> [Task to complete]:
Where does the string "title" occur in the entries below? Copy every line where it does.

Dataset items
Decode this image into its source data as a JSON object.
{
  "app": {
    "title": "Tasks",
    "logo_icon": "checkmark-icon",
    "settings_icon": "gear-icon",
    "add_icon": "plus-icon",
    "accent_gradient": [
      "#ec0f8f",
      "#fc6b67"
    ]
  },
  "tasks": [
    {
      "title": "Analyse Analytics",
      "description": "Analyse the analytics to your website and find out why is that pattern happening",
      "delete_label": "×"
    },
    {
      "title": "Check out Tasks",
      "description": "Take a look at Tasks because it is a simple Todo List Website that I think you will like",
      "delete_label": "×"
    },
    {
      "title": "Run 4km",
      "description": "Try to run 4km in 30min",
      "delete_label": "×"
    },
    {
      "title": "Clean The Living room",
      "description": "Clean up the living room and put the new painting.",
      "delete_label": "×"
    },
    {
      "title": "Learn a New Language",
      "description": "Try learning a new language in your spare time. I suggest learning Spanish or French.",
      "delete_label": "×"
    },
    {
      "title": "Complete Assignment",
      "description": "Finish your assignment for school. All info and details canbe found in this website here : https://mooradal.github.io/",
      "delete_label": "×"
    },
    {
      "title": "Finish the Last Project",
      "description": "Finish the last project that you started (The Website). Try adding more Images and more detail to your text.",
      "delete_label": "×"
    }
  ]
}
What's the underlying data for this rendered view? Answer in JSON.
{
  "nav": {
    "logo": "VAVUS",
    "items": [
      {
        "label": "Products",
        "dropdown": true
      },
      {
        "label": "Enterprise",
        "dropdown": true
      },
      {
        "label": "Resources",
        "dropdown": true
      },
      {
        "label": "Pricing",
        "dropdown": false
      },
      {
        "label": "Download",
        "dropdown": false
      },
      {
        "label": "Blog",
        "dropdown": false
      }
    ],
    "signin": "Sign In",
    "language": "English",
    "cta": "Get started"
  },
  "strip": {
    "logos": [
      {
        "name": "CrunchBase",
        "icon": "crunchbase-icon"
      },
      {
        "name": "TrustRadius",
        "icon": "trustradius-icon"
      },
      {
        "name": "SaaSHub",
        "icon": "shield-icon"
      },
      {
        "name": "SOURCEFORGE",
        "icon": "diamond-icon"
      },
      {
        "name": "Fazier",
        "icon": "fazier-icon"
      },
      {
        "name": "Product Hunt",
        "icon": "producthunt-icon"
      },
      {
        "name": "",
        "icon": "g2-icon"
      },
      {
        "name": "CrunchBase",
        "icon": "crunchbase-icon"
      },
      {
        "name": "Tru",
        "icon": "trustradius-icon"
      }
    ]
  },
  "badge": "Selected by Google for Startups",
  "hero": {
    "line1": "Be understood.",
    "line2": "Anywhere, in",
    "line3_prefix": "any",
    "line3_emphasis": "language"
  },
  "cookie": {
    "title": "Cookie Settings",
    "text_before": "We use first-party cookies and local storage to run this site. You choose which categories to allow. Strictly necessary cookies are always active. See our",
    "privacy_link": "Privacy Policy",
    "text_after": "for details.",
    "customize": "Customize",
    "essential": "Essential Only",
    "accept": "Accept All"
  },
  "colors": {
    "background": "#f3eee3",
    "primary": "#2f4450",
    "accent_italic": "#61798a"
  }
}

> [Answer below]:
    "title": "Tasks",
      "title": "Analyse Analytics",
      "title": "Check out Tasks",
      "title": "Run 4km",
      "title": "Clean The Living room",
      "title": "Learn a New Language",
      "title": "Complete Assignment",
      "title": "Finish the Last Project",
    "title": "Cookie Settings",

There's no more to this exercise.